The 9/11 memorial, titled Mending Liberty, is the brainchild of Steve Saymon, a local first responder to the disaster, and Jeffrey Little, a contractor and the designer of the work, which is planned to be near the main entrance of Franklin Square.

The Philadelphia Art Commission was not exactly bowled over by a second proposed 9/11 Memorial, as Plan Philly reports.

“I'm a little disappointed,” said chair and artist Moe Brooker, “that this seems rather small in comparison to the power of the day.”

The planned memorial for Franklin Square, first reported by The Inquirer’s Stephan Salisbury, is the project of first responder Steve Saymon and contractor Jeffrey Little.

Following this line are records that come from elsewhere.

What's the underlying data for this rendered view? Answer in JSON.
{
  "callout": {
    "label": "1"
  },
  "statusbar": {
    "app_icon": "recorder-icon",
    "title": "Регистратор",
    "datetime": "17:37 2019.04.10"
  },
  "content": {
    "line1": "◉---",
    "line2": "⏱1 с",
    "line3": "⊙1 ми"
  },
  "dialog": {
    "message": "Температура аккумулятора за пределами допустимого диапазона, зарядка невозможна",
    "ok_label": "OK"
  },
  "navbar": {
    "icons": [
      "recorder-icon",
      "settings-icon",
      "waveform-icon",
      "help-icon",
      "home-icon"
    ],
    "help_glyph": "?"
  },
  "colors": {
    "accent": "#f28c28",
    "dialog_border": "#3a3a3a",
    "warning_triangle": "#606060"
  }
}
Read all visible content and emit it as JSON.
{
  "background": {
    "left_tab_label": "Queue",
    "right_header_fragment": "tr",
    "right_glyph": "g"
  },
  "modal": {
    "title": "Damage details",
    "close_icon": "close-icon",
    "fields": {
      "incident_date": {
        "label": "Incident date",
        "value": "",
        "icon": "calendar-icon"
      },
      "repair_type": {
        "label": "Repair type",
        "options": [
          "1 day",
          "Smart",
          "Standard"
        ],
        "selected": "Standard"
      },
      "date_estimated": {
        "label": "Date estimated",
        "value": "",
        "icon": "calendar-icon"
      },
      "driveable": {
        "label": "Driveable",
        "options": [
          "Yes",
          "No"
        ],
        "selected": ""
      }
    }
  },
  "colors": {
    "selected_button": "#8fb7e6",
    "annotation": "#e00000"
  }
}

The proposed "Mending Liberty" memorial features a replica of the Liberty Bell suspended between a replica of the Twin Towers, with remnants from all three crash sites.

After I wrote this column about the memorial, which appeared to be fast tracked by the mayor’s office, one perceptive reader noted that the design suggests that "commerce is supporting liberty and freedom.”

The memorial presents a "series of symbols that have no relation to each other," noted Commissioner Robert Roesch at Thursday's meeting. "Our eyes are darting around looking for something to glom onto."

Philadelphia already has a 9/11 memorial, a graceful, understated design fashioned from a piece of steel from the World Trade Center on the banks of the Schuylkill. That memorial was dedicated September 2012. This one, its creators hope, would be dedicated this September.

There already is a memorial in crowded Franklin Square, one for fallen city police officers and firefighters.

If we have too many memorials, do they lose their significance?

The replica bell, which the memorial’s designers insist be included, was decried by two commissioners. As Plan Philly's Joann Greco noted, "The final motion for conceptual approval, then, included five suggestions, which the designers will address in future months. They were: put the focus on the artifacts, remove the towers, relocate the bell, rethink the use of red brick pavers, and look into crafting a berm so that the site allows the visitor to, in the words of Commissioner Jose Alminana, 'experience a more intimate relationship with the artifacts.' "


--Karen Heller